Segment Start: DATASET EXTRACT

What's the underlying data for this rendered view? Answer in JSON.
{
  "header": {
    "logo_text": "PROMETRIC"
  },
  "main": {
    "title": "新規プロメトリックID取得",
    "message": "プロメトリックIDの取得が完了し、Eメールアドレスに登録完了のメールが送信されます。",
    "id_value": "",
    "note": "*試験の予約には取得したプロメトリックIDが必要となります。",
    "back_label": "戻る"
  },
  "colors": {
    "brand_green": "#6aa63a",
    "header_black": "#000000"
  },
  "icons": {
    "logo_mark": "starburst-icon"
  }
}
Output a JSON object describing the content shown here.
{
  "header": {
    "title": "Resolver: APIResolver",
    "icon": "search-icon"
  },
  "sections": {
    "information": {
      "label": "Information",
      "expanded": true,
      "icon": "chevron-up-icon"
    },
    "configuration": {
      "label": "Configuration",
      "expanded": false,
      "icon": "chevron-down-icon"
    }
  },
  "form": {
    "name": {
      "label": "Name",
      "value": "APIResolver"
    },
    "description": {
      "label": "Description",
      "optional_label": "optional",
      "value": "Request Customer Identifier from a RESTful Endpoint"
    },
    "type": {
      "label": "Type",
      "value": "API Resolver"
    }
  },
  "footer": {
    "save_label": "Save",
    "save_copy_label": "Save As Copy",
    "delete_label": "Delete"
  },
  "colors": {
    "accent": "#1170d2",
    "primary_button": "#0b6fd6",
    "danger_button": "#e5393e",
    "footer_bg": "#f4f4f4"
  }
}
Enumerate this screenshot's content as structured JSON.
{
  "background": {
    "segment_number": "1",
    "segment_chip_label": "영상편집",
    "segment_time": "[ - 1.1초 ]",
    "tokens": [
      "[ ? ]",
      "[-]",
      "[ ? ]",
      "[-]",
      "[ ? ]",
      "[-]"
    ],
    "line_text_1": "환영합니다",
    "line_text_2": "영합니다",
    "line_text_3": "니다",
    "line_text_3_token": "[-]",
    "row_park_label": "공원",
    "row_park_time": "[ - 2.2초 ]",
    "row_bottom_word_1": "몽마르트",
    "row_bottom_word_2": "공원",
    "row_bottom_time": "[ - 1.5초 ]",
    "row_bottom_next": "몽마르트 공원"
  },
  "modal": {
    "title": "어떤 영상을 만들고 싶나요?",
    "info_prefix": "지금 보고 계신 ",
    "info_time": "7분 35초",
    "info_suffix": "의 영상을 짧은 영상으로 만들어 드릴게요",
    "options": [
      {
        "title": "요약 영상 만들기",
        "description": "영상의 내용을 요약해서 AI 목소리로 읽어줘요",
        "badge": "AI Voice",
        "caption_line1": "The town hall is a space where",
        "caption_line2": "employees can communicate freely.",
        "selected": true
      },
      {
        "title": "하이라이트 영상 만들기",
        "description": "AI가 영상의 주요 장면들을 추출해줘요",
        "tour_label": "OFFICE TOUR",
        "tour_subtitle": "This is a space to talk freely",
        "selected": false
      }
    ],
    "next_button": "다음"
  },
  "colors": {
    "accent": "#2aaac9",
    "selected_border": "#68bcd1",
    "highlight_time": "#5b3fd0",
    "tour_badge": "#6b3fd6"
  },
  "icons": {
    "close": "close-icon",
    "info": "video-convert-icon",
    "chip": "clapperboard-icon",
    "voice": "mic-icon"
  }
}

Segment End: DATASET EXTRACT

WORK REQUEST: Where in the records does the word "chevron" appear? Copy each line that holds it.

RESPONSE TO THIS EXERCISE:
      "icon": "chevron-up-icon"
      "icon": "chevron-down-icon"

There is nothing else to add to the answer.